When it comes to the handling of complex pressing foreign policy issues, national security considerations of the executive branch generally trump rulings of U.S. courts, as well as those of U.S. government agencies. The FAA is no exception, although the matter is usually handled in more subtle than direct ways. In this perspective, the decision to ban U.S. flights into Israel, and then to resume them, has to be seen as a White House decision, not one by the FAA.
To put the matter in perspective, in 1995, when in private practice, I was approached to see if I could do something about the heavy fine imposed upon Egypt Air, Egypt's national airline, by the Department of Commerce for leasing Libyan airplanes. Such leasing violated U.S. regulations. I went to the Department of Commerce, but was told that this is what the law required, just as the FAA contended that stopping Israel-bound flights was required by FAA regulations.
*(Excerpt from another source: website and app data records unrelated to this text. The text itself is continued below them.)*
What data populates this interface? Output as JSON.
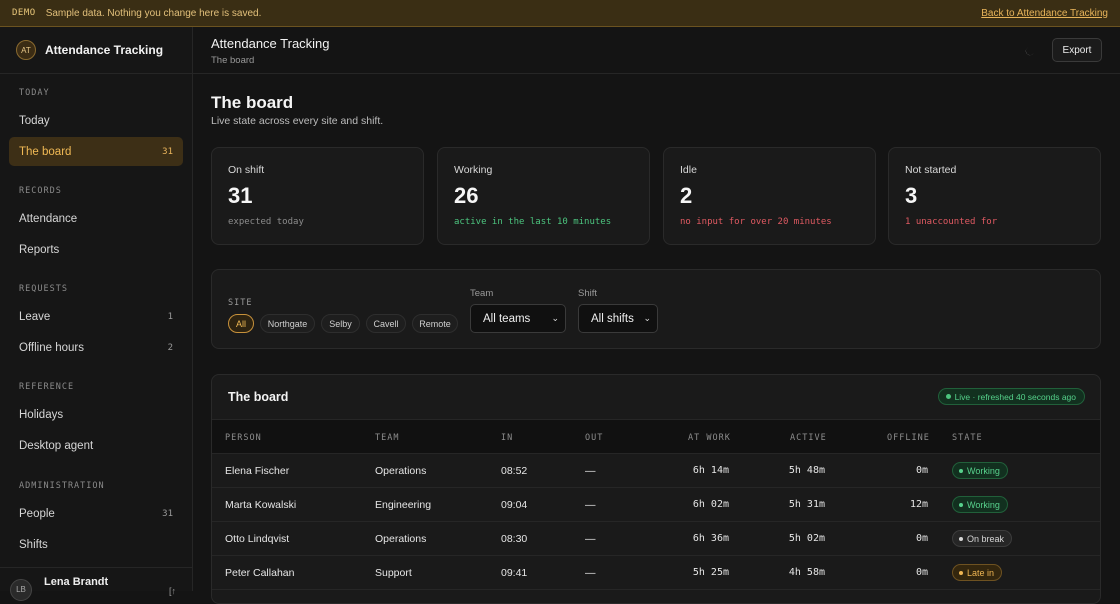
{
  "banner": {
    "tag": "DEMO",
    "message": "Sample data. Nothing you change here is saved.",
    "back_link": "Back to Attendance Tracking"
  },
  "sidebar": {
    "brand_initials": "AT",
    "brand_name": "Attendance Tracking",
    "sections": {
      "today": "TODAY",
      "records": "RECORDS",
      "requests": "REQUESTS",
      "reference": "REFERENCE",
      "administration": "ADMINISTRATION"
    },
    "items": {
      "today": {
        "label": "Today"
      },
      "board": {
        "label": "The board",
        "count": "31"
      },
      "attendance": {
        "label": "Attendance"
      },
      "reports": {
        "label": "Reports"
      },
      "leave": {
        "label": "Leave",
        "count": "1"
      },
      "offline": {
        "label": "Offline hours",
        "count": "2"
      },
      "holidays": {
        "label": "Holidays"
      },
      "desktop_agent": {
        "label": "Desktop agent"
      },
      "people": {
        "label": "People",
        "count": "31"
      },
      "shifts": {
        "label": "Shifts"
      }
    },
    "user": {
      "initials": "LB",
      "name": "Lena Brandt",
      "action": "[↑"
    }
  },
  "topbar": {
    "title": "Attendance Tracking",
    "subtitle": "The board",
    "export_label": "Export"
  },
  "page": {
    "title": "The board",
    "subtitle": "Live state across every site and shift."
  },
  "stats": [
    {
      "label": "On shift",
      "value": "31",
      "note": "expected today"
    },
    {
      "label": "Working",
      "value": "26",
      "note": "active in the last 10 minutes"
    },
    {
      "label": "Idle",
      "value": "2",
      "note": "no input for over 20 minutes"
    },
    {
      "label": "Not started",
      "value": "3",
      "note": "1 unaccounted for"
    }
  ],
  "filters": {
    "site_label": "SITE",
    "sites": [
      "All",
      "Northgate",
      "Selby",
      "Cavell",
      "Remote"
    ],
    "team_label": "Team",
    "team_value": "All teams",
    "shift_label": "Shift",
    "shift_value": "All shifts"
  },
  "board": {
    "title": "The board",
    "live_status": "Live · refreshed 40 seconds ago",
    "columns": [
      "PERSON",
      "TEAM",
      "IN",
      "OUT",
      "AT WORK",
      "ACTIVE",
      "OFFLINE",
      "STATE"
    ],
    "rows": [
      {
        "person": "Elena Fischer",
        "team": "Operations",
        "in": "08:52",
        "out": "—",
        "at_work": "6h 14m",
        "active": "5h 48m",
        "offline": "0m",
        "state": "Working"
      },
      {
        "person": "Marta Kowalski",
        "team": "Engineering",
        "in": "09:04",
        "out": "—",
        "at_work": "6h 02m",
        "active": "5h 31m",
        "offline": "12m",
        "state": "Working"
      },
      {
        "person": "Otto Lindqvist",
        "team": "Operations",
        "in": "08:30",
        "out": "—",
        "at_work": "6h 36m",
        "active": "5h 02m",
        "offline": "0m",
        "state": "On break"
      },
      {
        "person": "Peter Callahan",
        "team": "Support",
        "in": "09:41",
        "out": "—",
        "at_work": "5h 25m",
        "active": "4h 58m",
        "offline": "0m",
        "state": "Late in"
      }
    ]
  },
  "colors": {
    "accent": "#f0b955",
    "working": "#57d18c",
    "idle": "#e05a62"
  }
}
In 1995, in light of the Commerce Department's statement that its action was required by law, I went directly to the White House. As a result, the NSC, over President Clinton's signature, sent a note to the secretary of commerce stating that the president has determined that fining Egypt at this time is not in the national interest in bolstering U.S. relations with Egypt (direct Arab-Israeli talks had started in Spain) absent clear countervailing legal considerations, and was asked to be advised.
Not surprisingly, the advice that came back from the Department of Commerce was that there were no countervailing legal considerations.
The White House could have acted similarly in the current situation where Middle East peace is much more directly affected. In fact it is clear from the FAA spokesman that before they made a public declaration of their intended ban ruling they released it to the White House. The White House could have written to the FAA Director that, unlike the FAA, the president must examine the whole gamut of U.S. national security interests. In this case, rewarding Hamas terrorism by allowing the landing of a random rocket which Israel decided not to destroy one mile from Ben Gurion Airport did not, he could have written, warrant the proposed FAA ban, absent clear countervailing legal considerations. The FAA director would then likely have withdrawn the proposed ban.
Seen in this perspective, the ultimate decision rested in the president's hands. He could have chosen to explain to the American public both the shoot down of the Malaysian jet and the gamut of U.S. national security considerations which compelled a decision on this case. Instead the context of U.S. national security concerns, when terrorism is at issue, was ignored as if all that was at stake was a routine FAA ruling.
The writer, an attorney, was deputy assistant U.S. Attorney General for legal counsel during the Reagan administration.